I recently obtained a ReadyNAS NV by Infrant, on the recommendation of my friend Ben Franco, who’s done much research on large disk arrays. The ReadyNAS pretty much rules. I think my long-standing storage woes may finally be over.
It’s a dedicated Network Attached Storage (NAS) box that does RAID-0, RAID-1, RAID-5, or a proprietary combo of the three called “X-RAID”. X-RAID allows you to start with one disk, move to two, then three, then four, all without rebuilding the RAID or changing RAID levels.
It has a really nice web-based GUI. You would hardly know that deep-down it’s a Linux box running on a custom ASIC CPU containing a SPARC core and 4-channel SATA controller.
When a drive dies, if the temperature gets too high, or various other alert conditions, the web interface updates in real time and it will send you email.
I bought it with one 400GB drive.
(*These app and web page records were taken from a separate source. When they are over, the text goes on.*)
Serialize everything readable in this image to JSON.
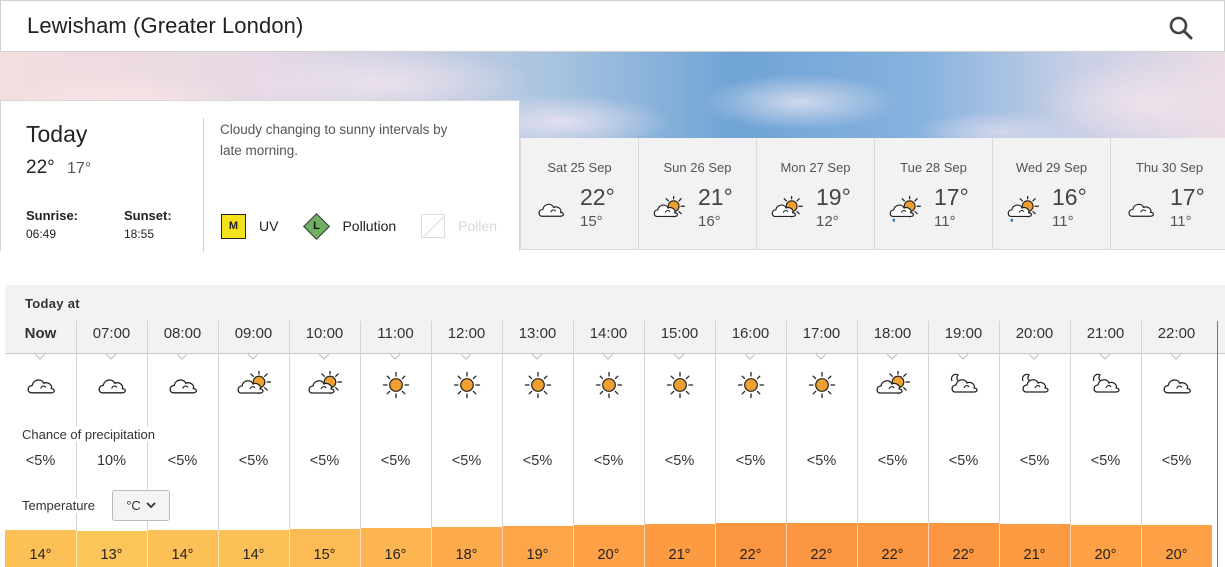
{
  "header": {
    "location": "Lewisham (Greater London)",
    "search_icon": "search-icon"
  },
  "today": {
    "label": "Today",
    "high": "22°",
    "low": "17°",
    "sunrise_label": "Sunrise:",
    "sunrise": "06:49",
    "sunset_label": "Sunset:",
    "sunset": "18:55",
    "summary": "Cloudy changing to sunny intervals by late morning.",
    "uv": {
      "code": "M",
      "label": "UV",
      "color": "#f5e11c"
    },
    "pollution": {
      "code": "L",
      "label": "Pollution",
      "color": "#6fb062"
    },
    "pollen": {
      "label": "Pollen",
      "available": false
    }
  },
  "days": [
    {
      "date": "Sat 25 Sep",
      "high": "22°",
      "low": "15°",
      "icon": "cloud"
    },
    {
      "date": "Sun 26 Sep",
      "high": "21°",
      "low": "16°",
      "icon": "sun-cloud"
    },
    {
      "date": "Mon 27 Sep",
      "high": "19°",
      "low": "12°",
      "icon": "sun-cloud"
    },
    {
      "date": "Tue 28 Sep",
      "high": "17°",
      "low": "11°",
      "icon": "sun-cloud-rain"
    },
    {
      "date": "Wed 29 Sep",
      "high": "16°",
      "low": "11°",
      "icon": "sun-cloud-rain"
    },
    {
      "date": "Thu 30 Sep",
      "high": "17°",
      "low": "11°",
      "icon": "cloud"
    }
  ],
  "hourly": {
    "heading": "Today at",
    "precip_label": "Chance of precipitation",
    "temp_label": "Temperature",
    "unit": "°C",
    "hours": [
      {
        "time": "Now",
        "icon": "cloud",
        "precip": "<5%",
        "temp": "14°",
        "t": 14
      },
      {
        "time": "07:00",
        "icon": "cloud",
        "precip": "10%",
        "temp": "13°",
        "t": 13
      },
      {
        "time": "08:00",
        "icon": "cloud",
        "precip": "<5%",
        "temp": "14°",
        "t": 14
      },
      {
        "time": "09:00",
        "icon": "sun-cloud",
        "precip": "<5%",
        "temp": "14°",
        "t": 14
      },
      {
        "time": "10:00",
        "icon": "sun-cloud",
        "precip": "<5%",
        "temp": "15°",
        "t": 15
      },
      {
        "time": "11:00",
        "icon": "sun",
        "precip": "<5%",
        "temp": "16°",
        "t": 16
      },
      {
        "time": "12:00",
        "icon": "sun",
        "precip": "<5%",
        "temp": "18°",
        "t": 18
      },
      {
        "time": "13:00",
        "icon": "sun",
        "precip": "<5%",
        "temp": "19°",
        "t": 19
      },
      {
        "time": "14:00",
        "icon": "sun",
        "precip": "<5%",
        "temp": "20°",
        "t": 20
      },
      {
        "time": "15:00",
        "icon": "sun",
        "precip": "<5%",
        "temp": "21°",
        "t": 21
      },
      {
        "time": "16:00",
        "icon": "sun",
        "precip": "<5%",
        "temp": "22°",
        "t": 22
      },
      {
        "time": "17:00",
        "icon": "sun",
        "precip": "<5%",
        "temp": "22°",
        "t": 22
      },
      {
        "time": "18:00",
        "icon": "sun-cloud",
        "precip": "<5%",
        "temp": "22°",
        "t": 22
      },
      {
        "time": "19:00",
        "icon": "moon-cloud",
        "precip": "<5%",
        "temp": "22°",
        "t": 22
      },
      {
        "time": "20:00",
        "icon": "moon-cloud",
        "precip": "<5%",
        "temp": "21°",
        "t": 21
      },
      {
        "time": "21:00",
        "icon": "moon-cloud",
        "precip": "<5%",
        "temp": "20°",
        "t": 20
      },
      {
        "time": "22:00",
        "icon": "cloud",
        "precip": "<5%",
        "temp": "20°",
        "t": 20
      }
    ]
  },
  "colors": {
    "sun": "#f0a030",
    "rain": "#2a7fc0",
    "temp_cool": "#fcc55a",
    "temp_warm": "#fd9640"
  }
}
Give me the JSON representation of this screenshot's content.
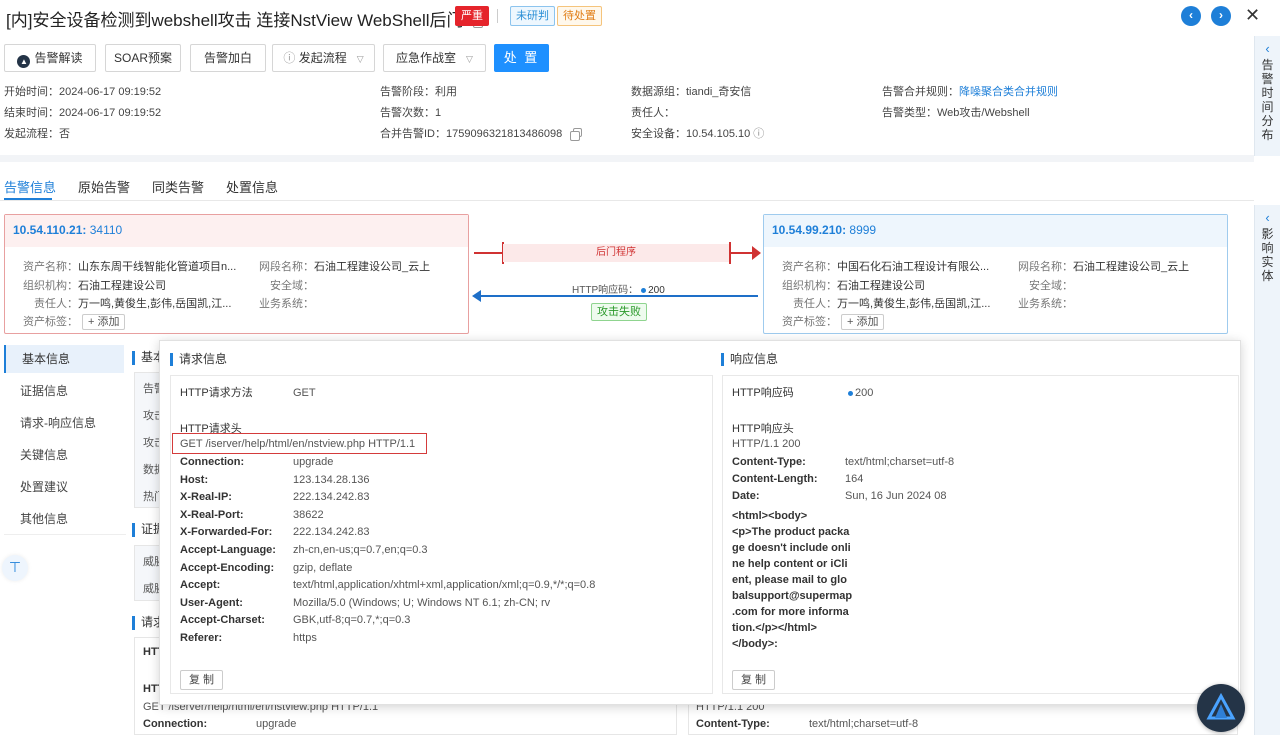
{
  "header": {
    "title": "[内]安全设备检测到webshell攻击 连接NstView WebShell后门",
    "badges": [
      "严重",
      "未研判",
      "待处置"
    ]
  },
  "toolbar": {
    "interpret": "告警解读",
    "soar": "SOAR预案",
    "whitelist": "告警加白",
    "flow": "发起流程",
    "war_room": "应急作战室",
    "handle": "处 置"
  },
  "meta": {
    "start": "开始时间：2024-06-17 09:19:52",
    "end": "结束时间：2024-06-17 09:19:52",
    "flow": "发起流程：否",
    "stage": "告警阶段：利用",
    "count": "告警次数：1",
    "merge_id_label": "合并告警ID：",
    "merge_id": "1759096321813486098",
    "source": "数据源组：tiandi_奇安信",
    "owner": "责任人：",
    "device": "安全设备：10.54.105.10",
    "merge_rule_label": "告警合并规则：",
    "merge_rule": "降噪聚合类合并规则",
    "type": "告警类型：Web攻击/Webshell"
  },
  "rails": {
    "top": "告警时间分布",
    "bottom": "影响实体"
  },
  "tabs": [
    "告警信息",
    "原始告警",
    "同类告警",
    "处置信息"
  ],
  "src": {
    "ip": "10.54.110.21:",
    "port": "34110",
    "asset_name_k": "资产名称：",
    "asset_name": "山东东周干线智能化管道项目n...",
    "org_k": "组织机构：",
    "org": "石油工程建设公司",
    "owner_k": "责任人：",
    "owner": "万一鸣,黄俊生,彭伟,岳国凯,江...",
    "tag_k": "资产标签：",
    "add": "+ 添加",
    "net_k": "网段名称：",
    "net": "石油工程建设公司_云上",
    "zone_k": "安全域：",
    "biz_k": "业务系统："
  },
  "dst": {
    "ip": "10.54.99.210:",
    "port": "8999",
    "asset_name_k": "资产名称：",
    "asset_name": "中国石化石油工程设计有限公...",
    "org_k": "组织机构：",
    "org": "石油工程建设公司",
    "owner_k": "责任人：",
    "owner": "万一鸣,黄俊生,彭伟,岳国凯,江...",
    "tag_k": "资产标签：",
    "add": "+ 添加",
    "net_k": "网段名称：",
    "net": "石油工程建设公司_云上",
    "zone_k": "安全域：",
    "biz_k": "业务系统："
  },
  "link": {
    "backdoor": "后门程序",
    "resp_label": "HTTP响应码：",
    "resp_code": "200",
    "result": "攻击失败"
  },
  "left_nav": [
    "基本信息",
    "证据信息",
    "请求-响应信息",
    "关键信息",
    "处置建议",
    "其他信息"
  ],
  "background": {
    "sec1": "基本",
    "sec1_rows": [
      "告警",
      "攻击",
      "攻击",
      "数据",
      "热门"
    ],
    "sec2": "证据",
    "sec2_rows": [
      "威胁",
      "威胁"
    ],
    "sec3": "请求",
    "left_line1": "HTT",
    "left_line2": "HTT",
    "left_req": "GET /iserver/help/html/en/nstview.php HTTP/1.1",
    "left_conn_k": "Connection:",
    "left_conn_v": "upgrade",
    "right_status": "HTTP/1.1 200",
    "right_ct_k": "Content-Type:",
    "right_ct_v": "text/html;charset=utf-8"
  },
  "request": {
    "title": "请求信息",
    "method_k": "HTTP请求方法",
    "method_v": "GET",
    "headers_title": "HTTP请求头",
    "request_line": "GET /iserver/help/html/en/nstview.php HTTP/1.1",
    "headers": [
      {
        "k": "Connection:",
        "v": "upgrade"
      },
      {
        "k": "Host:",
        "v": "123.134.28.136"
      },
      {
        "k": "X-Real-IP:",
        "v": "222.134.242.83"
      },
      {
        "k": "X-Real-Port:",
        "v": "38622"
      },
      {
        "k": "X-Forwarded-For:",
        "v": "222.134.242.83"
      },
      {
        "k": "Accept-Language:",
        "v": "zh-cn,en-us;q=0.7,en;q=0.3"
      },
      {
        "k": "Accept-Encoding:",
        "v": "gzip, deflate"
      },
      {
        "k": "Accept:",
        "v": "text/html,application/xhtml+xml,application/xml;q=0.9,*/*;q=0.8"
      },
      {
        "k": "User-Agent:",
        "v": "Mozilla/5.0 (Windows; U; Windows NT 6.1; zh-CN; rv"
      },
      {
        "k": "Accept-Charset:",
        "v": "GBK,utf-8;q=0.7,*;q=0.3"
      },
      {
        "k": "Referer:",
        "v": "https"
      }
    ],
    "copy": "复 制"
  },
  "response": {
    "title": "响应信息",
    "code_k": "HTTP响应码",
    "code_v": "200",
    "headers_title": "HTTP响应头",
    "status_line": "HTTP/1.1 200",
    "headers": [
      {
        "k": "Content-Type:",
        "v": "text/html;charset=utf-8"
      },
      {
        "k": "Content-Length:",
        "v": "164"
      },
      {
        "k": "Date:",
        "v": "Sun, 16 Jun 2024 08"
      }
    ],
    "body_lines": [
      "<html><body>",
      "<p>The product packa",
      "ge doesn't include onli",
      "ne help content or iCli",
      "ent, please mail to glo",
      "balsupport@supermap",
      ".com for more informa",
      "tion.</p></html>",
      "</body>:"
    ],
    "copy": "复 制"
  }
}
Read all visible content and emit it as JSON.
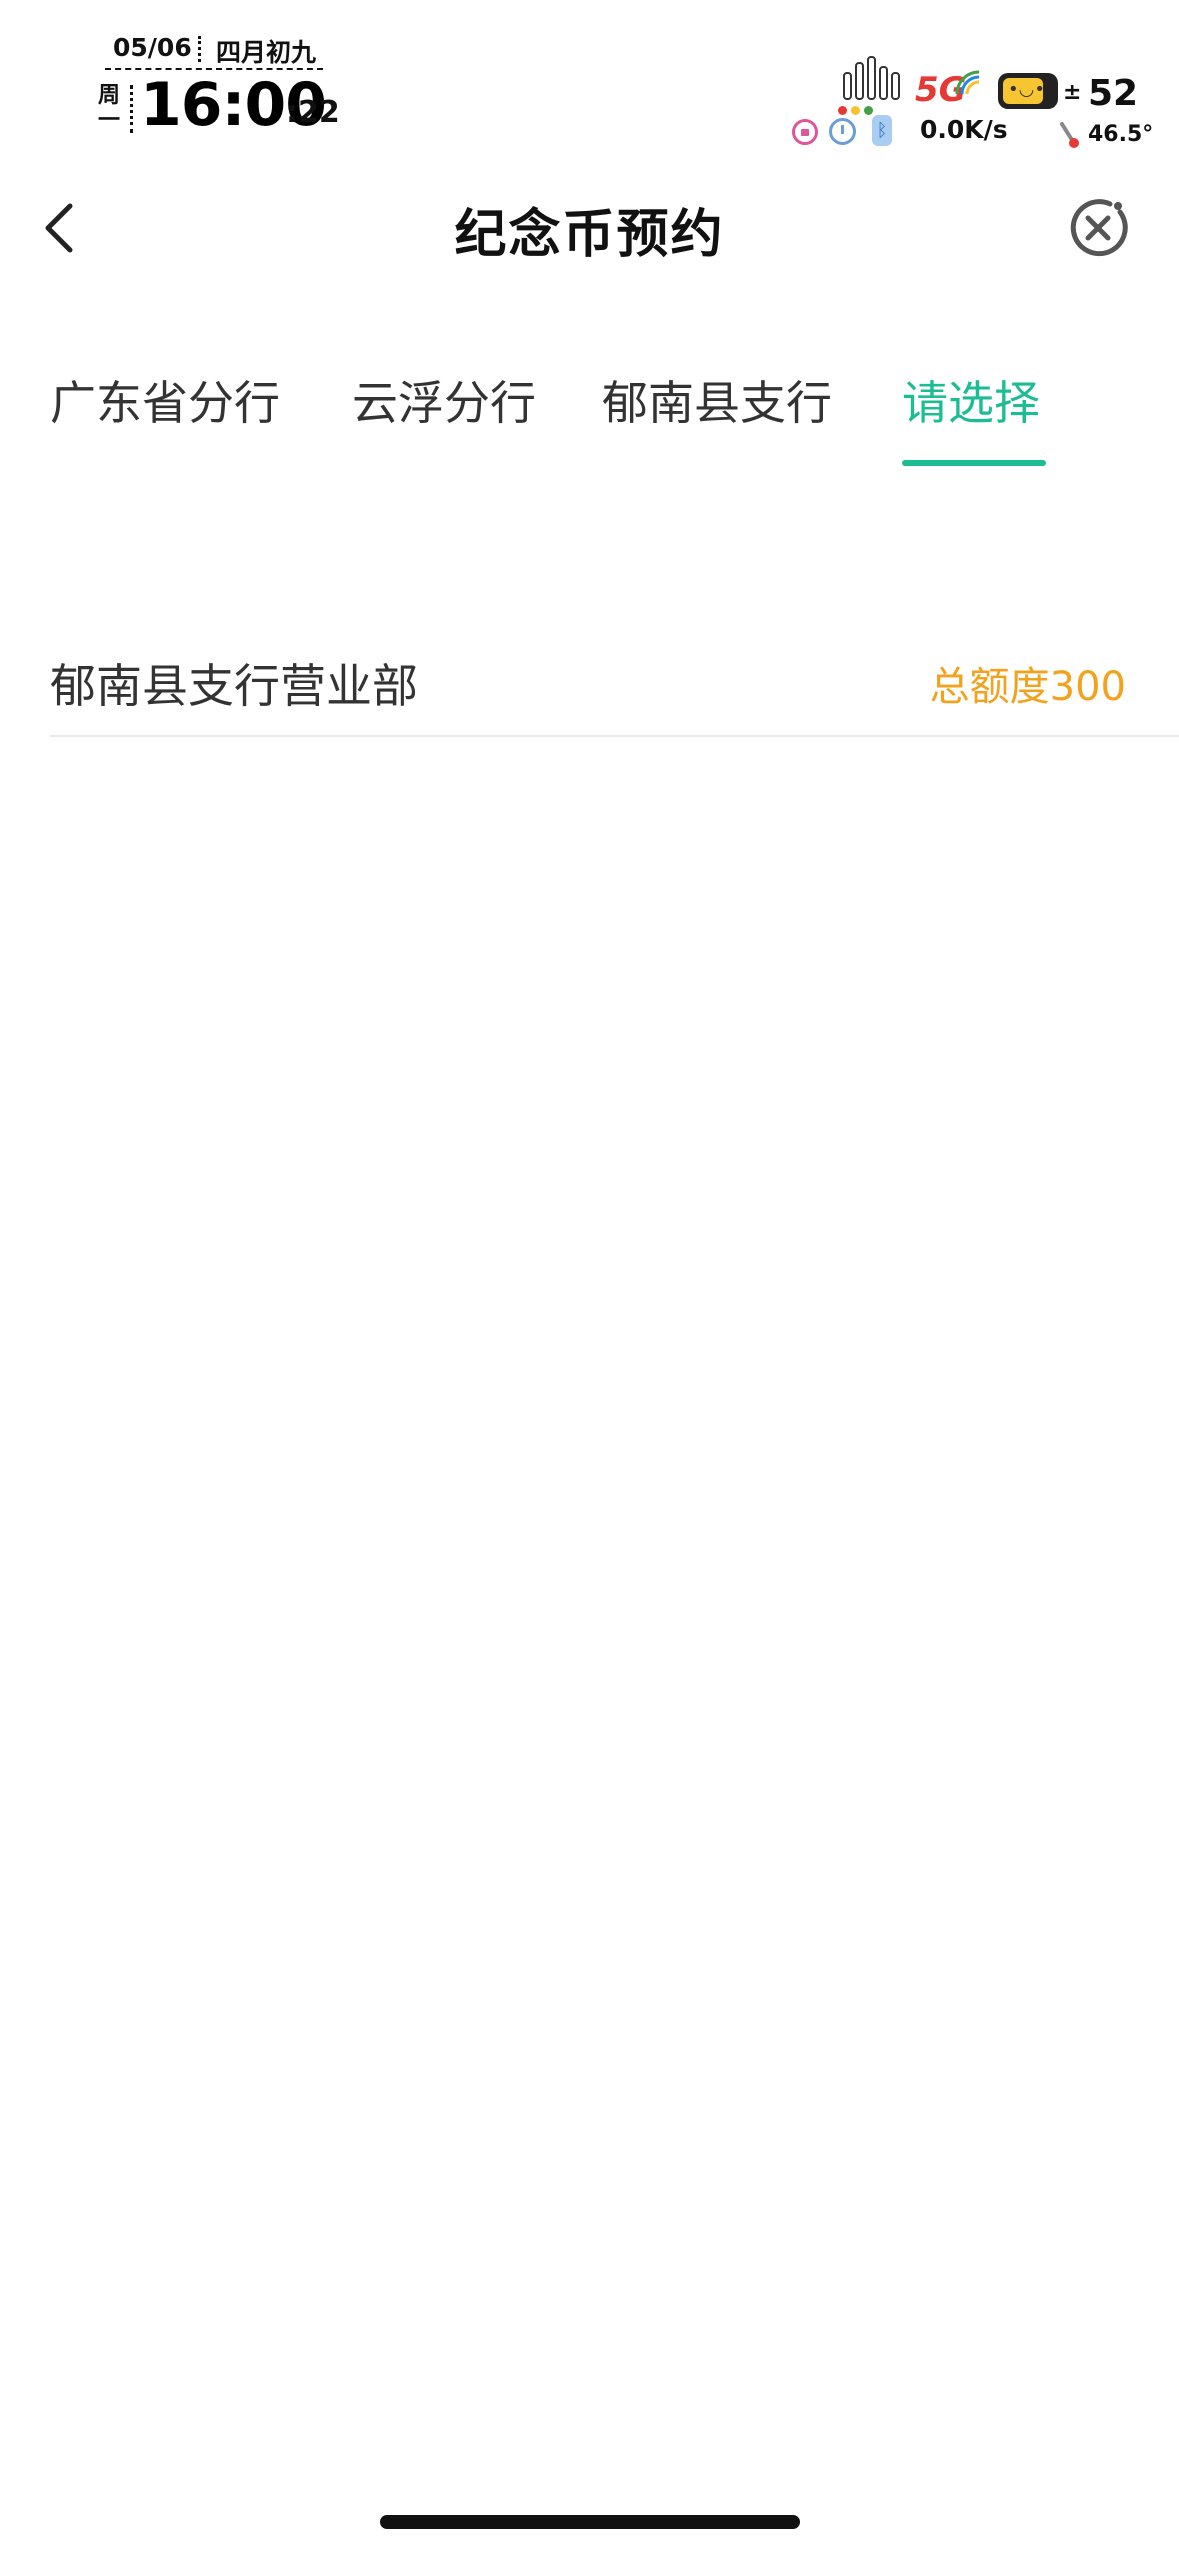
{
  "status_bar": {
    "date": "05/06",
    "lunar_date": "四月初九",
    "weekday": "周一",
    "time": "16:00",
    "seconds": ":22",
    "network_type": "5G",
    "network_speed": "0.0K/s",
    "battery_level": "52",
    "battery_temp": "46.5°",
    "icons": [
      "lock-icon",
      "alarm-icon",
      "bluetooth-icon",
      "signal-bars-icon",
      "battery-icon",
      "thermometer-icon"
    ]
  },
  "nav": {
    "title": "纪念币预约"
  },
  "tabs": [
    {
      "label": "广东省分行",
      "active": false
    },
    {
      "label": "云浮分行",
      "active": false
    },
    {
      "label": "郁南县支行",
      "active": false
    },
    {
      "label": "请选择",
      "active": true
    }
  ],
  "branches": [
    {
      "name": "郁南县支行营业部",
      "quota": "总额度300"
    }
  ],
  "colors": {
    "accent": "#1dbd94",
    "quota": "#f3a21d",
    "text": "#333333"
  }
}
This gave me 400GB of unprotected storage (JBOD, with only one disk). I then added a 2nd 400GB disk, while it was turned on, and it immediately started building a RAID-1 system, giving me 400GB of protected storage. Below you can the status and log pages for when I had just added the 2nd disk.
At the bottom of the web UI, it has this little tiny dashboard showing the most important aspects of the device. Of course, all the icons are hot and if you mouse over them they give more detailed text descriptions and if you click on them you’re taken to the relevant status pages.
The box does SMB (aka CIFS, Windows file protocol), AFP (Apple File Protocol, the default protocol used when you connect to servers on Mac OS X, aka netatalk I think), NFS, HTTP, FTP, and rsync.
Of course, Mac OS X can do all of those protocols, but I’ve been using AFP to start since unlike SMB, it deals with character sets better, unlike NFS it deals with connect/re-connect more gracefully, and unlike HTTP/FTP/rsync, it gives me a disk I can mount.